Detox diets and weight loss
If you intend to use a detox to shed pounds, think again. "A detox diet isn’t indicated for weight loss," Vayali advises. In fact, drastically cutting calories can be extremely harmful. "When you’re not giving yourself a natural amount of calories, fats, carbohydrates and protein, your body’s metabolism takes that as a sign that it might not get those things naturally," she warns. "It starts to store those things instead of releasing them, so you might find yourself in a worse condition later on." Be wary of any plan that recommends you stop eating in order to cleanse your system.
Starting a healthy detox
The best way to begin a detox is by visiting your healthcare practitioner to discuss your plan and any symptoms you’re experiencing. "You might think that you have toxins but you may have something that’s more severe. It’s important to have someone assess that," Vayali advises. Your doctor or naturopath can also recommend foods and lifestyle changes that are healthiest for you. When you’re ready to start your healthy detox, consider making these diet and lifestyle changes:
Replace processed foods with whole ones
Vayali generally recommends that her patients cut out processed foods from their diets. These include things like store-bought pastries, microwave dinners, candies — many of the pre-prepared products you find in the middle aisles of your grocery store. Instead of relying on these convenience items, fill up on whole foods such as fruits, vegetables, whole grains, and lean meats and fish.

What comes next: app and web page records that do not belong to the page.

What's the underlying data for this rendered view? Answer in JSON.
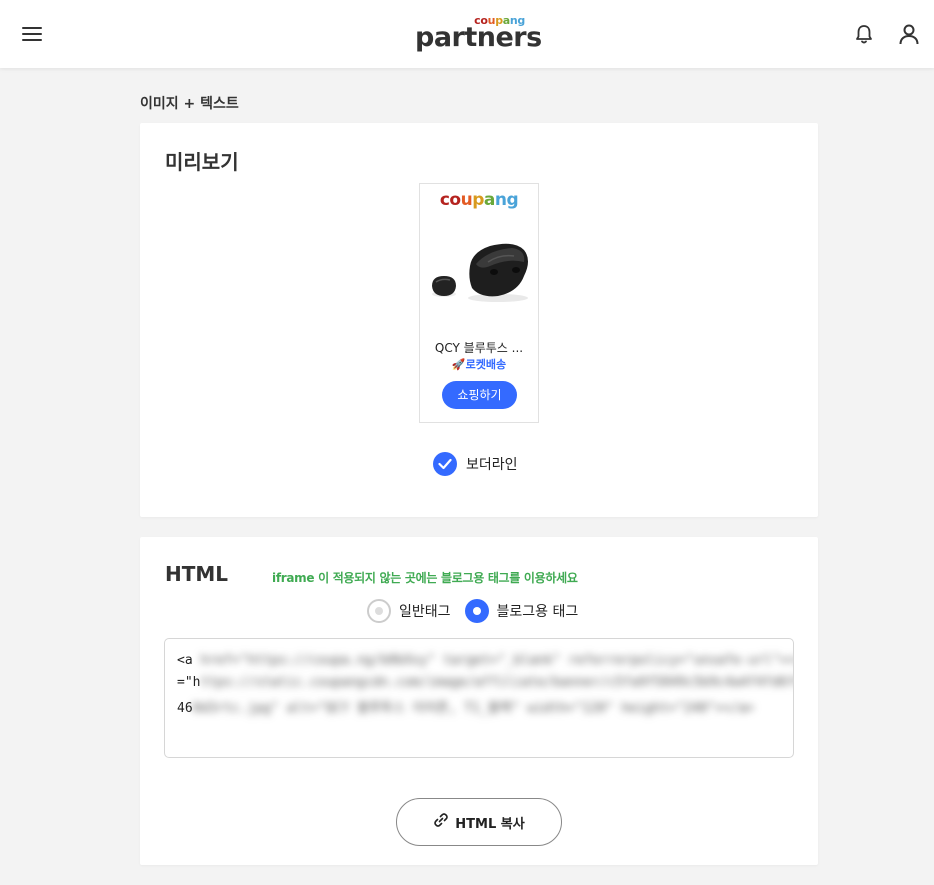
{
  "header": {
    "menu_icon": "hamburger-menu-icon",
    "logo_small": [
      "c",
      "o",
      "u",
      "p",
      "a",
      "n",
      "g"
    ],
    "logo_small_colors": [
      "#b5231f",
      "#b5231f",
      "#e35b24",
      "#d89a1e",
      "#6aa83a",
      "#4aa3d8",
      "#4aa3d8"
    ],
    "logo_main": "partners",
    "bell_icon": "bell-icon",
    "user_icon": "user-icon"
  },
  "page": {
    "label": "이미지 + 텍스트"
  },
  "preview": {
    "title": "미리보기",
    "widget": {
      "logo": [
        "c",
        "o",
        "u",
        "p",
        "a",
        "n",
        "g"
      ],
      "logo_colors": [
        "#b5231f",
        "#b5231f",
        "#e35b24",
        "#d89a1e",
        "#6aa83a",
        "#4aa3d8",
        "#4aa3d8"
      ],
      "product_name": "QCY 블루투스 ...",
      "delivery": "🚀로켓배송",
      "shop_button": "쇼핑하기"
    },
    "border_option": {
      "label": "보더라인",
      "checked": true
    }
  },
  "html_section": {
    "title": "HTML",
    "hint": "iframe 이 적용되지 않는 곳에는 블로그용 태그를 이용하세요",
    "radios": [
      {
        "label": "일반태그",
        "selected": false
      },
      {
        "label": "블로그용 태그",
        "selected": true
      }
    ],
    "code_lines": [
      {
        "visible": "<a",
        "obscured": " href=\"https://coupa.ng/b0bXxy\" target=\"_blank\" referrerpolicy=\"unsafe-url\"><img src"
      },
      {
        "visible": "=\"h",
        "obscured": "ttps://static.coupangcdn.com/image/affiliate/banner/c5fa9f5849c5b9c4a4f4fd6f4f0d2846"
      },
      {
        "visible": "46",
        "obscured": "0d3rtc.jpg\" alt=\"QCY 블루투스 이어폰, T1_블랙\" width=\"120\" height=\"240\"></a>"
      }
    ],
    "copy_button": "HTML 복사",
    "copy_icon": "link-icon"
  },
  "colors": {
    "accent": "#346aff",
    "hint_green": "#3faa52",
    "background": "#f3f3f3"
  }
}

Boost your fibre
"Fibre is really important to help the motility in your colon to make sure you’re eliminating. If you’re detoxing but not eliminating, you’re actually creating more problems [in your system]," Vayali says. There are two kinds of fibre that help promote regularity. Insoluble fibre, found in leafy greens like spinach and kale, helps keep things moving through your intestines. Soluble fibre, which comes from foods such as apples, pears and beans, helps bulk up the contents of the bowels. Check out our recipes for ideas on how to include fibre-rich food in your diet.

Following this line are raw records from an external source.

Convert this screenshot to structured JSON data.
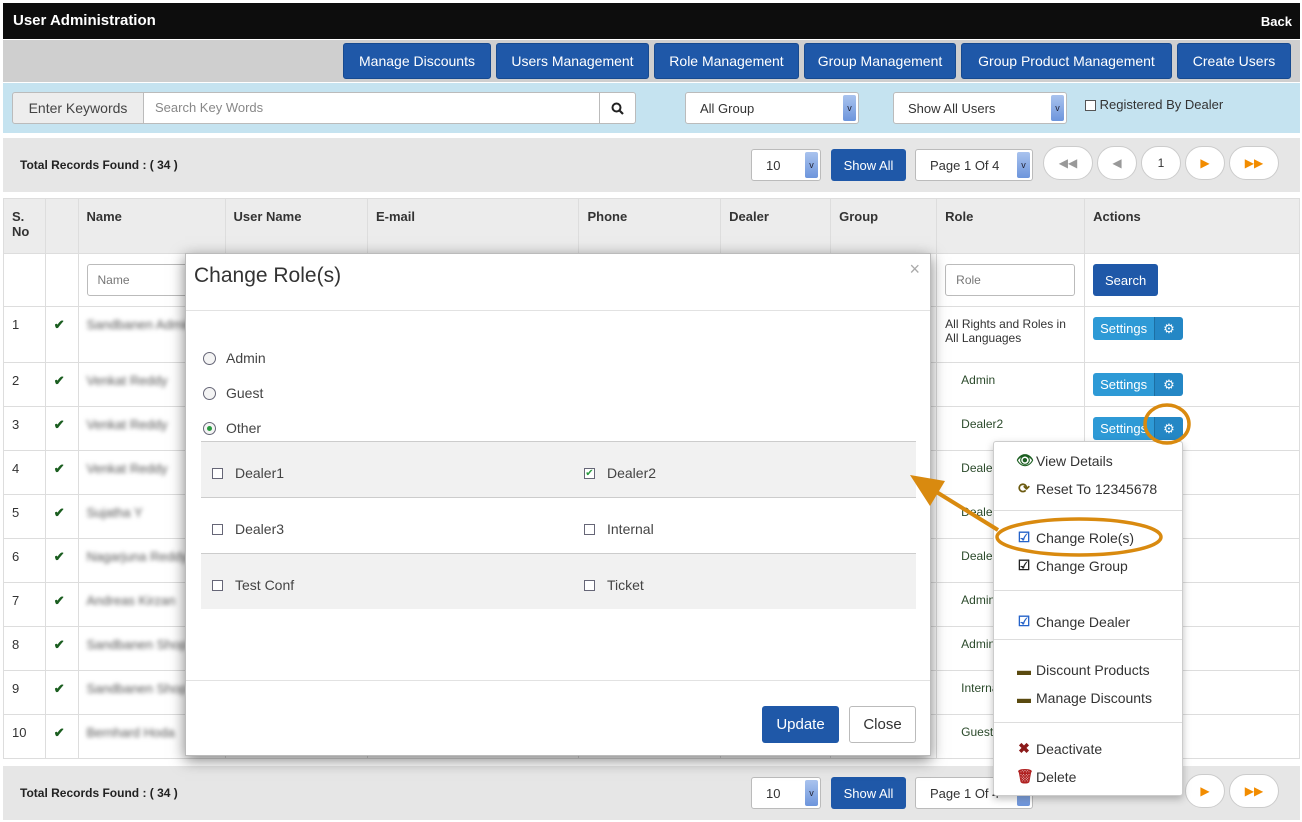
{
  "header": {
    "title": "User Administration",
    "back": "Back"
  },
  "nav": [
    "Manage Discounts",
    "Users Management",
    "Role Management",
    "Group Management",
    "Group Product Management",
    "Create Users"
  ],
  "filters": {
    "keywords_label": "Enter Keywords",
    "search_placeholder": "Search Key Words",
    "group": "All Group",
    "users": "Show All Users",
    "registered_by_dealer": "Registered By Dealer"
  },
  "pager": {
    "total": "Total Records Found : ( 34 )",
    "page_size": "10",
    "show_all": "Show All",
    "page": "Page 1 Of 4",
    "page_bottom": "Page 1 Of 4",
    "current": "1"
  },
  "table": {
    "headers": [
      "S. No",
      "",
      "Name",
      "User Name",
      "E-mail",
      "Phone",
      "Dealer",
      "Group",
      "Role",
      "Actions"
    ],
    "filter_name": "Name",
    "filter_role": "Role",
    "search": "Search",
    "settings": "Settings",
    "rows": [
      {
        "no": "1",
        "name": "Sandbanen Admin",
        "role": "All Rights and Roles in All Languages"
      },
      {
        "no": "2",
        "name": "Venkat Reddy",
        "role": "Admin"
      },
      {
        "no": "3",
        "name": "Venkat Reddy",
        "role": "Dealer2"
      },
      {
        "no": "4",
        "name": "Venkat Reddy",
        "role": "Dealer"
      },
      {
        "no": "5",
        "name": "Sujatha Y",
        "role": "Dealer"
      },
      {
        "no": "6",
        "name": "Nagarjuna Reddy",
        "role": "Dealer"
      },
      {
        "no": "7",
        "name": "Andreas Kirzan",
        "role": "Admin"
      },
      {
        "no": "8",
        "name": "Sandbanen Shop",
        "role": "Admin"
      },
      {
        "no": "9",
        "name": "Sandbanen Shop",
        "role": "Internal"
      },
      {
        "no": "10",
        "name": "Bernhard Hoda",
        "role": "Guest"
      }
    ]
  },
  "modal": {
    "title": "Change Role(s)",
    "radios": [
      {
        "label": "Admin",
        "checked": false
      },
      {
        "label": "Guest",
        "checked": false
      },
      {
        "label": "Other",
        "checked": true
      }
    ],
    "checkboxes": [
      {
        "label": "Dealer1",
        "checked": false
      },
      {
        "label": "Dealer2",
        "checked": true
      },
      {
        "label": "Dealer3",
        "checked": false
      },
      {
        "label": "Internal",
        "checked": false
      },
      {
        "label": "Test Conf",
        "checked": false
      },
      {
        "label": "Ticket",
        "checked": false
      }
    ],
    "update": "Update",
    "close": "Close"
  },
  "menu": [
    {
      "label": "View Details",
      "icon": "eye-icon"
    },
    {
      "label": "Reset To 12345678",
      "icon": "refresh-icon"
    },
    {
      "label": "Change Role(s)",
      "icon": "edit-icon"
    },
    {
      "label": "Change Group",
      "icon": "edit-icon"
    },
    {
      "label": "Change Dealer",
      "icon": "edit-icon"
    },
    {
      "label": "Discount Products",
      "icon": "minus-icon"
    },
    {
      "label": "Manage Discounts",
      "icon": "minus-icon"
    },
    {
      "label": "Deactivate",
      "icon": "x-icon"
    },
    {
      "label": "Delete",
      "icon": "trash-icon"
    }
  ],
  "colors": {
    "primary": "#1f58a8",
    "settings": "#2e9ad6",
    "annotation": "#d98a0f",
    "filter_bg": "#c5e3f0"
  }
}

Increasing your fibre intake means you’ll need also need to stay hydrated to keep your bowels moving regularly. Don’t go overboard, though — drinking too much water isn’t healthy, Vayali warns. To determine how much water you need each day, she recommends dividing your body weight in half and converting that number to ounces. For example, a woman weighing 140 pounds should aim to drink 70 ounces (2 litres) of water each day.
Cut back on sugar
Sugar itself shouldn’t be considered toxic, Vayali says. "Every carbohydrate we eat breaks down into a simple sugar — that’s how we digest it." She goes on to explain, however, that she recommends eliminating processed sugars during a detox because it’s a substance we tend to over consume. It may seem tough to cut back on the sweet stuff, but she says that the increased amount of whole grains, fruits and vegetables you’ll be consuming should help curb your sweet tooth.
Get your sweat on
"The skin is the biggest organ we have, but it’s one that often gets forgotten in detoxes," Vayali says, adding that sweating promotes overall health. Add exercise to your detox plan, but take it slow. If you’re not used to working out, try incorporating one day of physical activity a week into your schedule. If you’re a fitness buff, consider switching up your routine to include an exercise that will really get you perspiring.
Stick with it
The length of a detox varies according to a person’s individual needs and mindset, says Vayali. However, you should try to maintain the changes to your diet and lifestyle for at least two weeks. "You might get side effects from your detox in the first few days, such as headaches irritability, aches and fatigue," she explains. Keeping up your healthy detox plan for at least two weeks gives your body a chance to adjust.